THE DATA
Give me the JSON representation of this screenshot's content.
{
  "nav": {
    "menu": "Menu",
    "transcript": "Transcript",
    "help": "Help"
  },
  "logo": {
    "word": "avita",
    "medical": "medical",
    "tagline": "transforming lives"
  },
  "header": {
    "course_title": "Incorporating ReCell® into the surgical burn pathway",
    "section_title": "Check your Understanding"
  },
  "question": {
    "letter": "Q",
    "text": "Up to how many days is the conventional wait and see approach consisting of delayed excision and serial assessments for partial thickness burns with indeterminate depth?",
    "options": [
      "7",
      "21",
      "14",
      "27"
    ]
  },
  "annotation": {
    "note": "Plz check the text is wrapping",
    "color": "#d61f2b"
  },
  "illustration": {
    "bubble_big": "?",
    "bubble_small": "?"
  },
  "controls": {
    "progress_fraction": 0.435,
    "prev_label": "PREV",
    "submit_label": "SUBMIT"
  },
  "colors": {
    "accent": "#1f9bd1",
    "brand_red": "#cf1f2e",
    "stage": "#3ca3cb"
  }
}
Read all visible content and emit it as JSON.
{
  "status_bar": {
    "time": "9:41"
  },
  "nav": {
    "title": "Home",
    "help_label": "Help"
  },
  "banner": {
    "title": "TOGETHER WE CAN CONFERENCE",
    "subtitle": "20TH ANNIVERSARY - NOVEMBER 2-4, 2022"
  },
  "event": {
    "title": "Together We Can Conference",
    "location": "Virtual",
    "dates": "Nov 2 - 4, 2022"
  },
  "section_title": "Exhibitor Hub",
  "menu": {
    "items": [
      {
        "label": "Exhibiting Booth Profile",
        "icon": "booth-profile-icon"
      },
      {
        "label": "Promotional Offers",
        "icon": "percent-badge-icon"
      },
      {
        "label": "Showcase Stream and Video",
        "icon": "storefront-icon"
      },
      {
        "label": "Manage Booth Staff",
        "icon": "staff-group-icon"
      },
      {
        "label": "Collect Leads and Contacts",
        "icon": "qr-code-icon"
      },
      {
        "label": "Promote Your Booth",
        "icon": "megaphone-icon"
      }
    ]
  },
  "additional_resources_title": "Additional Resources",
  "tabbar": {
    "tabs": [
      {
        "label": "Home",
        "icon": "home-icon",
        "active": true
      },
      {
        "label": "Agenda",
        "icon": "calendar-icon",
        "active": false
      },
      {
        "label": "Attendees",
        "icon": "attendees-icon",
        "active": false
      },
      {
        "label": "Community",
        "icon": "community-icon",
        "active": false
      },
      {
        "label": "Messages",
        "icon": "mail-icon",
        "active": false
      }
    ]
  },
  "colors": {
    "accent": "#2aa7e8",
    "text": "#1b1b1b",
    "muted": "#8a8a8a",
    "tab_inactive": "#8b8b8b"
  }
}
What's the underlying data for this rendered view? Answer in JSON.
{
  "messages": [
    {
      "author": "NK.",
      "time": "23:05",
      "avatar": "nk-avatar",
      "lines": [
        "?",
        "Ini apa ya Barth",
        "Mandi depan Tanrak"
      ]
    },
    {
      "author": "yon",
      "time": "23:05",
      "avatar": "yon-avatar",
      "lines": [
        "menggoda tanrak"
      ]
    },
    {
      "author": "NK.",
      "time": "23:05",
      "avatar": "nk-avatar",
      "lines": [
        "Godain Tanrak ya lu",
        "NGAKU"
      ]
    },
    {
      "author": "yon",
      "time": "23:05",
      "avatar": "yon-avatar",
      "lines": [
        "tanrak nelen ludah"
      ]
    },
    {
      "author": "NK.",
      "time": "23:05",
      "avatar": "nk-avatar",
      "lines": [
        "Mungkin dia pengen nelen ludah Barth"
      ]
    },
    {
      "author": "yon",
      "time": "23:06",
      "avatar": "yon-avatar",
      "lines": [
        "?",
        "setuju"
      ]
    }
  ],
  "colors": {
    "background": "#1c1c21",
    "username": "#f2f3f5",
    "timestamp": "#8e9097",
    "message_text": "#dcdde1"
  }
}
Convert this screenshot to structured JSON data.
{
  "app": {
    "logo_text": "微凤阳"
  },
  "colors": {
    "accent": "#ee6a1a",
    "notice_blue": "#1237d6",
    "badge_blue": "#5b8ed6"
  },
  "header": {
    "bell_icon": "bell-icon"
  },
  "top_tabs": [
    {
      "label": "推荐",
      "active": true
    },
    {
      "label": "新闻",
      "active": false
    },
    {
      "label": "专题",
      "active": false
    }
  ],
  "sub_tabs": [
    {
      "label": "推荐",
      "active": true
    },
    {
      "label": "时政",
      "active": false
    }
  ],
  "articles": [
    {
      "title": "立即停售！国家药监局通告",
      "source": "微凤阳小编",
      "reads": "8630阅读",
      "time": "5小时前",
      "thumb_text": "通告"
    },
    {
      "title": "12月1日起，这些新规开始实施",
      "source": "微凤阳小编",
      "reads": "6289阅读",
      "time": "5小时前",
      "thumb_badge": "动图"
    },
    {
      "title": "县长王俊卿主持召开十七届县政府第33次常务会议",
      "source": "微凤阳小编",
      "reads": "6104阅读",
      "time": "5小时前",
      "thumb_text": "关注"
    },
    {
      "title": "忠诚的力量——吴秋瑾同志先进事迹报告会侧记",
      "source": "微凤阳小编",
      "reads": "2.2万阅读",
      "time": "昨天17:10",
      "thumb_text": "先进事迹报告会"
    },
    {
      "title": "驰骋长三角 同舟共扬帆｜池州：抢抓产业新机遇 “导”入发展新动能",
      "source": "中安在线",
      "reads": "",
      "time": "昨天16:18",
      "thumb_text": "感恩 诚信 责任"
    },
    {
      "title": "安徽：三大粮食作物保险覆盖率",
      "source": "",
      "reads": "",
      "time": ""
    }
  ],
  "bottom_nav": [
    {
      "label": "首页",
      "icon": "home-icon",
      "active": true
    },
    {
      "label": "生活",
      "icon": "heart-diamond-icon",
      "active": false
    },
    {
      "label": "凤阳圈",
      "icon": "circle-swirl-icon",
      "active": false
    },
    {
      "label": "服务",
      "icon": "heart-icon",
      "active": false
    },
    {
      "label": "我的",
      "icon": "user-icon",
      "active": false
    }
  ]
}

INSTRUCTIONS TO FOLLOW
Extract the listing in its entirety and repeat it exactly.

WRITTEN ANSWER
Give me the JSON representation of this screenshot's content.
{
  "nav": {
    "menu": "Menu",
    "transcript": "Transcript",
    "help": "Help"
  },
  "logo": {
    "word": "avita",
    "medical": "medical",
    "tagline": "transforming lives"
  },
  "header": {
    "course_title": "Incorporating ReCell® into the surgical burn pathway",
    "section_title": "Check your Understanding"
  },
  "question": {
    "letter": "Q",
    "text": "Up to how many days is the conventional wait and see approach consisting of delayed excision and serial assessments for partial thickness burns with indeterminate depth?",
    "options": [
      "7",
      "21",
      "14",
      "27"
    ]
  },
  "annotation": {
    "note": "Plz check the text is wrapping",
    "color": "#d61f2b"
  },
  "illustration": {
    "bubble_big": "?",
    "bubble_small": "?"
  },
  "controls": {
    "progress_fraction": 0.435,
    "prev_label": "PREV",
    "submit_label": "SUBMIT"
  },
  "colors": {
    "accent": "#1f9bd1",
    "brand_red": "#cf1f2e",
    "stage": "#3ca3cb"
  }
}
Read all visible content and emit it as JSON.
{
  "status_bar": {
    "time": "9:41"
  },
  "nav": {
    "title": "Home",
    "help_label": "Help"
  },
  "banner": {
    "title": "TOGETHER WE CAN CONFERENCE",
    "subtitle": "20TH ANNIVERSARY - NOVEMBER 2-4, 2022"
  },
  "event": {
    "title": "Together We Can Conference",
    "location": "Virtual",
    "dates": "Nov 2 - 4, 2022"
  },
  "section_title": "Exhibitor Hub",
  "menu": {
    "items": [
      {
        "label": "Exhibiting Booth Profile",
        "icon": "booth-profile-icon"
      },
      {
        "label": "Promotional Offers",
        "icon": "percent-badge-icon"
      },
      {
        "label": "Showcase Stream and Video",
        "icon": "storefront-icon"
      },
      {
        "label": "Manage Booth Staff",
        "icon": "staff-group-icon"
      },
      {
        "label": "Collect Leads and Contacts",
        "icon": "qr-code-icon"
      },
      {
        "label": "Promote Your Booth",
        "icon": "megaphone-icon"
      }
    ]
  },
  "additional_resources_title": "Additional Resources",
  "tabbar": {
    "tabs": [
      {
        "label": "Home",
        "icon": "home-icon",
        "active": true
      },
      {
        "label": "Agenda",
        "icon": "calendar-icon",
        "active": false
      },
      {
        "label": "Attendees",
        "icon": "attendees-icon",
        "active": false
      },
      {
        "label": "Community",
        "icon": "community-icon",
        "active": false
      },
      {
        "label": "Messages",
        "icon": "mail-icon",
        "active": false
      }
    ]
  },
  "colors": {
    "accent": "#2aa7e8",
    "text": "#1b1b1b",
    "muted": "#8a8a8a",
    "tab_inactive": "#8b8b8b"
  }
}
What's the underlying data for this rendered view? Answer in JSON.
{
  "messages": [
    {
      "author": "NK.",
      "time": "23:05",
      "avatar": "nk-avatar",
      "lines": [
        "?",
        "Ini apa ya Barth",
        "Mandi depan Tanrak"
      ]
    },
    {
      "author": "yon",
      "time": "23:05",
      "avatar": "yon-avatar",
      "lines": [
        "menggoda tanrak"
      ]
    },
    {
      "author": "NK.",
      "time": "23:05",
      "avatar": "nk-avatar",
      "lines": [
        "Godain Tanrak ya lu",
        "NGAKU"
      ]
    },
    {
      "author": "yon",
      "time": "23:05",
      "avatar": "yon-avatar",
      "lines": [
        "tanrak nelen ludah"
      ]
    },
    {
      "author": "NK.",
      "time": "23:05",
      "avatar": "nk-avatar",
      "lines": [
        "Mungkin dia pengen nelen ludah Barth"
      ]
    },
    {
      "author": "yon",
      "time": "23:06",
      "avatar": "yon-avatar",
      "lines": [
        "?",
        "setuju"
      ]
    }
  ],
  "colors": {
    "background": "#1c1c21",
    "username": "#f2f3f5",
    "timestamp": "#8e9097",
    "message_text": "#dcdde1"
  }
}
Convert this screenshot to structured JSON data.
{
  "app": {
    "logo_text": "微凤阳"
  },
  "colors": {
    "accent": "#ee6a1a",
    "notice_blue": "#1237d6",
    "badge_blue": "#5b8ed6"
  },
  "header": {
    "bell_icon": "bell-icon"
  },
  "top_tabs": [
    {
      "label": "推荐",
      "active": true
    },
    {
      "label": "新闻",
      "active": false
    },
    {
      "label": "专题",
      "active": false
    }
  ],
  "sub_tabs": [
    {
      "label": "推荐",
      "active": true
    },
    {
      "label": "时政",
      "active": false
    }
  ],
  "articles": [
    {
      "title": "立即停售！国家药监局通告",
      "source": "微凤阳小编",
      "reads": "8630阅读",
      "time": "5小时前",
      "thumb_text": "通告"
    },
    {
      "title": "12月1日起，这些新规开始实施",
      "source": "微凤阳小编",
      "reads": "6289阅读",
      "time": "5小时前",
      "thumb_badge": "动图"
    },
    {
      "title": "县长王俊卿主持召开十七届县政府第33次常务会议",
      "source": "微凤阳小编",
      "reads": "6104阅读",
      "time": "5小时前",
      "thumb_text": "关注"
    },
    {
      "title": "忠诚的力量——吴秋瑾同志先进事迹报告会侧记",
      "source": "微凤阳小编",
      "reads": "2.2万阅读",
      "time": "昨天17:10",
      "thumb_text": "先进事迹报告会"
    },
    {
      "title": "驰骋长三角 同舟共扬帆｜池州：抢抓产业新机遇 “导”入发展新动能",
      "source": "中安在线",
      "reads": "",
      "time": "昨天16:18",
      "thumb_text": "感恩 诚信 责任"
    },
    {
      "title": "安徽：三大粮食作物保险覆盖率",
      "source": "",
      "reads": "",
      "time": ""
    }
  ],
  "bottom_nav": [
    {
      "label": "首页",
      "icon": "home-icon",
      "active": true
    },
    {
      "label": "生活",
      "icon": "heart-diamond-icon",
      "active": false
    },
    {
      "label": "凤阳圈",
      "icon": "circle-swirl-icon",
      "active": false
    },
    {
      "label": "服务",
      "icon": "heart-icon",
      "active": false
    },
    {
      "label": "我的",
      "icon": "user-icon",
      "active": false
    }
  ]
}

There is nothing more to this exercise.